This little cookbook takes a look behind the scenes in the Dürer household with seasonal recipes of the kind that would have been known to Albrecht Dürer’s wife Agnes, adapted for easy cooking in the modern kitchen, a number of them having since become set features of Franconian culinary tradition: Schäufele (Roast Pork Shoulder), Krumme Krapfen (Crooked Fritters) and Storks’ Nests… Accompanied by interesting details about life at that time: what foodstuffs where available to the Nuremburg housewife in around 1500, what were the different meals served during the course of the year, and what were table manners like?
2 bunches of sweet woodruff
50 g honey or sugar
2 bottles of white wine, chilled
500 ml of light red wine, chilled
Wash the woodruff and pat dry. Tie the stems into a bunch and leave to dry overnight in a well-aired place.
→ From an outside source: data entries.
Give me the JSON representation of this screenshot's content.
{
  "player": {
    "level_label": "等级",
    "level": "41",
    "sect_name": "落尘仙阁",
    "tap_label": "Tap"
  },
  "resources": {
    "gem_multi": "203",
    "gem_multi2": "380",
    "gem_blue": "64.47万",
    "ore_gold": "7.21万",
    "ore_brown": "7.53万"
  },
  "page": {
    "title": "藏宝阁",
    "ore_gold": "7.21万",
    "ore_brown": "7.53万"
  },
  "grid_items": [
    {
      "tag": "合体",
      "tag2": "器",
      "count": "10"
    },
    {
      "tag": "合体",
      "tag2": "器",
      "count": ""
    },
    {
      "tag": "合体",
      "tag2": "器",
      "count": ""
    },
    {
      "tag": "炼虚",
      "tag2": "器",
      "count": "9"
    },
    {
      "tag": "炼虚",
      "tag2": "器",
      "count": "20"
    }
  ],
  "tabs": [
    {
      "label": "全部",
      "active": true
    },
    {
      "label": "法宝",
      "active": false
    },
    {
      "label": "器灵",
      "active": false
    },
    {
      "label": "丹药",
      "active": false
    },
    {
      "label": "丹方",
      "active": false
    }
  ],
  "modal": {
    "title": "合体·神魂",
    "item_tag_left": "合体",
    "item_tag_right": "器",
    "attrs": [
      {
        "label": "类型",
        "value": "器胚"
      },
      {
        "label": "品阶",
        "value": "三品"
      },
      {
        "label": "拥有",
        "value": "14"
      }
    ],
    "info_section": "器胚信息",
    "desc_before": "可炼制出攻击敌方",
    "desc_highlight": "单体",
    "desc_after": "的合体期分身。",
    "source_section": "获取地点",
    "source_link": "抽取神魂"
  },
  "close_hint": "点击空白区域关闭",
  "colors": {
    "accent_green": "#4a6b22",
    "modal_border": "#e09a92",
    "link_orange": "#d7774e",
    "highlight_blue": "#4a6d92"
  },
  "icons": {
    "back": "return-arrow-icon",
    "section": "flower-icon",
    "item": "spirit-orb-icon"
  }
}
Combine the honey or sugar with ½ a bottle of wine. Suspend the bunch of woodruff upside down in the wine, making sure that the ends of the stems do not come into contact with the wine. Cover and leave to draw for 30 minutes.
Remove the bunch of woodruff and pour the base wine mixture into a jug or large bowl. Add the rest of the red and white wine and serve immediately.
Agnes’ tip: oh how we enjoyed drinking this light, aromatic May wine! Sparkling wine is not something we know yet and so, instead, we simply added a light red wine to the base mixture, even though this did not make the punch sparkle, of course. For special occasions I sprinkle a few fresh wild strawberry or redcurrant leaves, as well as tarragon, sage or mint over the punch. That looks pretty and adds extra aroma.
Dürer’s Little Cookbook
Yesterday’s recipes for today’s food lovers
Compiled by Petra Teetz, Translated by Katherine Taylor, Published by ars vivendi verlag
Original edition © 2009 English edition © 2013 www.arsvivendi.com